A friend of mine has been following our recent analysis of demographic groups more likely to rent or buy, especially this story by Candace Tharp and this breakdown of Census info, and sent me a link to this online lecture from a Khan Academy instructor that dissects the costs associated with renting versus buying a home.

The instructor, who lives in Northern California’s Silicon Valley, attempts to compare the cost of renting versus buying two identical homes. About 40 seconds in, though, my journalist spidey sense went off when the instructor started making generalizations and using absolutes, saying “Well isn’t buying always better than renting?”

Well, isn’t Veuve Clicquot always better than Cook’s? I may think so, but that’s just my opinion. 

That’s where the instructor jumps off into criticizing homeowners for peer pressure, Realtors for, you know, wanting you to buy so they can make a living making sure you get the best deal possible for your new home/home you are selling.

Really, this looks to me like not only an oversimplification of a naturally cyclical market, but a gross oversimplification of a very complicated buying process. Heck, the instructor even admits that he’s oversimplifying things. He’s basically bending his logic to his assumptions.

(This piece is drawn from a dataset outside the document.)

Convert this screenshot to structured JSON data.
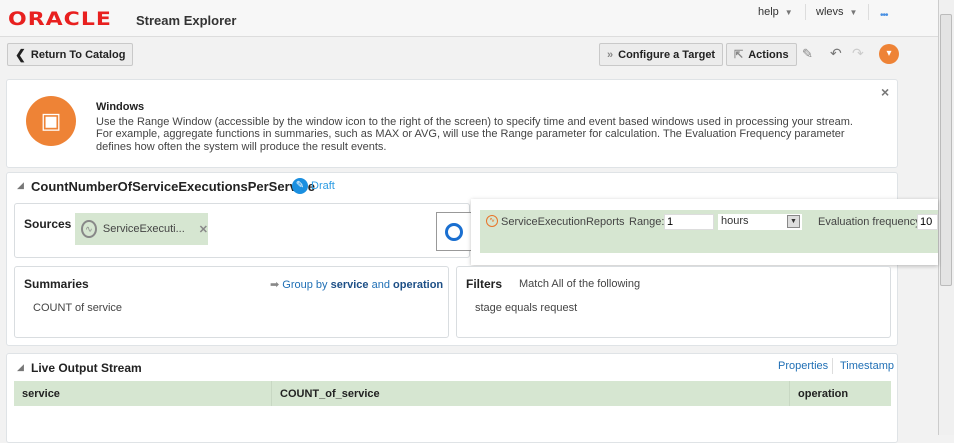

So, watch the lectures and tell me what you think: Is it always better to buy than rent, and what is up with the ridiculous rents in Silicon Valley? I’d move to Texas instead!